Performance review 6M 2018 – Comment: “Skate to where the puck is going”
-Performance 6M 2018:
In the first 6 months of 2018, the Value & Opportunity portfolio gained +1,45% (including dividends, no taxes) against -2,88% for the Benchmark (Eurostoxx50 (Perf.Ind) (25%), Eurostoxx small 200 (25%), DAX (30%), MDAX (20%)).
Some other funds that I follow have performed as follows in Q1 2018:
Partners Fund TGV: +4.68%
Squad European Convictions +2,22%
Ennismore European Smaller Cos +1,72% (in EUR)
Frankfurter Aktienfonds für Stiftungen -0,54%
Evermore Global Value -0,39%
Greiff Special Situation -0.92%
Squad Aguja Special Situation -5,45%
Paladin One +1,8%
The top 3 performers on a weighted basis were for 6M 2018 were:
|Weight 12/17||Perf ytd||Attr|
The worst 3 performers for 6M were:
|Weight 12/17||Perf ytd||Attr|

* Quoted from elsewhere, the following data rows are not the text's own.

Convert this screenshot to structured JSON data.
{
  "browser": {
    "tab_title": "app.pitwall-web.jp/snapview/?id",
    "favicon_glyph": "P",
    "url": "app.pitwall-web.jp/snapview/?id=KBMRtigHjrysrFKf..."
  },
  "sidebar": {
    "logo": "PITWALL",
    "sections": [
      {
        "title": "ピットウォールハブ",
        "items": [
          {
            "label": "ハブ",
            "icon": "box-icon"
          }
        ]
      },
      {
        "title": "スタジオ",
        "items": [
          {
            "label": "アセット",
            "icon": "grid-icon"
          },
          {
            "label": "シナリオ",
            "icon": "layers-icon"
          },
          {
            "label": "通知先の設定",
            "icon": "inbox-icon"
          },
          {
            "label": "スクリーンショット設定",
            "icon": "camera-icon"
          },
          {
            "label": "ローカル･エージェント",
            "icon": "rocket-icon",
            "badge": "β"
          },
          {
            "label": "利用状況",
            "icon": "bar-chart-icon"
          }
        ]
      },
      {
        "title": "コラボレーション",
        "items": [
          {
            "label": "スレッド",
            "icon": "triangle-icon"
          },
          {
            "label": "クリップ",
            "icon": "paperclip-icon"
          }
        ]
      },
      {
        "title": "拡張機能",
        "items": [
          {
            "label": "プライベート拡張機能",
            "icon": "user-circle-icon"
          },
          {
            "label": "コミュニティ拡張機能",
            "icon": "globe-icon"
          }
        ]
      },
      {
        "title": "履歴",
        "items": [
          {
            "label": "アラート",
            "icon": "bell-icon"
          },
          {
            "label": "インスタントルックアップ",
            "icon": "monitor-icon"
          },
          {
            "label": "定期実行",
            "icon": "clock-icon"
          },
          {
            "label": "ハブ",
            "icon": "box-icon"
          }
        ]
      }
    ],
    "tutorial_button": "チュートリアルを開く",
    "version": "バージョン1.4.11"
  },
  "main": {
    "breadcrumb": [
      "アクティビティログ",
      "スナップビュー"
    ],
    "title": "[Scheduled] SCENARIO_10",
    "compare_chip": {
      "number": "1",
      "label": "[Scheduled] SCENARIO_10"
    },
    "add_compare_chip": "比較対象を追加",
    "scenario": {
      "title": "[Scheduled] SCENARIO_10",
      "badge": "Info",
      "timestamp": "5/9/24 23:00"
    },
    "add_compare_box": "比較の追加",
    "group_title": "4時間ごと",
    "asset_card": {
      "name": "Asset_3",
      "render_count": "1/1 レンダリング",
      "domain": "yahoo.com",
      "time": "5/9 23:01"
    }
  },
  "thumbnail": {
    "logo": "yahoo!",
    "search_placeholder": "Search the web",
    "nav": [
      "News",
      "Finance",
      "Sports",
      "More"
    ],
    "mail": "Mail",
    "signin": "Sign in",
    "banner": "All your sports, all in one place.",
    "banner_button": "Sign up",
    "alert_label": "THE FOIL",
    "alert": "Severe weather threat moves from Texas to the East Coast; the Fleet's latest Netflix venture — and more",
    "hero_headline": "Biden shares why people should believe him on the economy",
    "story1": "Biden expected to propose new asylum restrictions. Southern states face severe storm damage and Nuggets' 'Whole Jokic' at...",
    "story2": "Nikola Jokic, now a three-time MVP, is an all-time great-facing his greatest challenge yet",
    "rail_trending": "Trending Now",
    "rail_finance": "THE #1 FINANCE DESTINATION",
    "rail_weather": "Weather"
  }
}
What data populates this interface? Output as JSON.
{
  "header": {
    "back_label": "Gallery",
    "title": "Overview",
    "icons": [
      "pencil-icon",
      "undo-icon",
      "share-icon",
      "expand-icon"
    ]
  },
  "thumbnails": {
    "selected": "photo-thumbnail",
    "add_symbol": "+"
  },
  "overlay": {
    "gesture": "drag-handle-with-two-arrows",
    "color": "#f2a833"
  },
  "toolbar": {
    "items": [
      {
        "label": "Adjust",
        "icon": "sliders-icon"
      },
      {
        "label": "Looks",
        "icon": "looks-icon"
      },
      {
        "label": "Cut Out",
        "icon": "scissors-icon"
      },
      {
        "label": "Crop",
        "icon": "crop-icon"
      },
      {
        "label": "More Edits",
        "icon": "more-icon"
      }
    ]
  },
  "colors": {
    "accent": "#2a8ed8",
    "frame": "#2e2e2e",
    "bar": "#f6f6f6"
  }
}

The “flop 3” clearly shows the damage done by Silver Chef (already sold) and Metro, which alone account for around -3,5% in absolute performance. On the other hand, especially TGS Nopec has been a pleasant surprise. Holding this stock now for 4,5 years, I had gone through some very rough times, but know it looks like that my patience slowly is paying off.
The only transaction in Q2 was the initial purchase of a 2% stake in Paul Hartmann. As Q2 is always the strongest dividend quarter, Cash is at around 13% and will increase further, as I expect another payment from the Kanam Fund and as I plan to tender my DOM shares.
The current portfolio, as always can be seen under the dedicated portfolio page.
My average holding period now has reached 3,2 years (ex cash) which I find very satisfying.
Although the major indices didn’t do much in absolute terms in the first 6 months, the spread within indices is significant. The best stock was Deutsche Börse with +20%, the worst Deutsche Bank with -42%.
It is also pretty obvious that Tech stocks are doing much better this days. Why ? I think part of that can be explained that mew tech oriented companies are disrupting one industry after the other and those “traditional” companies that do not adapt quickly enough will not survive.
A good example is for instance the current discussion that (controversial) tech company Wirecard will replace Commerzbank in the Dax. Wirecard is a company that has focused on the profitable parts of traditional banking (cards, electronic payments etc.) but skipping all the unprofitable stuff such as branches etc.
These trends can be seen in other industries: tech driven startups are focusing directly on the largest profit pools” of established industries and are attacking where it hurts most. Insurance for instance is a lot slower, but it is also happening there. The most succesful startups like Lemonade even go a step further and focus on the most profitable products AND the most profitable customers. Digital marketing allows them to target exactly the clients they want (young, aspiring people), which is something traditional players can’t or don’t want to do. In general, especially younger customers are expecting much easier interfaces and customer centric organizations than the generation before.
There are many more examples, like the recent problems of Fielmann, one of the German Smallcap super stars over many years. The company issued a fat profit warning recently and part of the problem is clearly the booming online market. I don’t know if Fielmann upgraded its IT systems but a 3 or 4 years ago they still had to Fax (!!!!) data from one branch in Munich to another because I ordered my glasses not in the original branch.
One thing that has changed in my opinion is the fact, that funding these days is not an advantage anymore for established players. Some years ago, the biggest risk even for successful start-ups was that they suddenly might run out of cash. These days however, if a start-up has a good business model, funding is almost guaranteed and thanks to Softbank, the amounts are sometimes mind-blowing. There might be some bubbles forming already, but I think start-up funding has been transformed already and will make even more difficult for the established players in the future.
What does this mean for us investors ? I think especially as value investors, “cheapness” can be actually quite dangerous. A low valuation can be either a potentially great investment or indicate that the company is attacked and maybe already losing. Clearly, over reactions in stock prices can create opportunities in the short run, but for long-term investors it will most likely pay off to stay away from these kind of investments.
I think it makes also sense for traditional Value Investors to look at what’s happening in the Venture Capital space in order to get an idea which sectors are becoming under attack. I think this approach can be best reflected by the following quote from Ice hockey legend Wayne Gretzky:
““Skate to where the puck is going, not where it has been.””
For me this means that especially value investors need to focus much more on what’s lying ahead a much less on historical numbers and potential “mean reversion” assumption.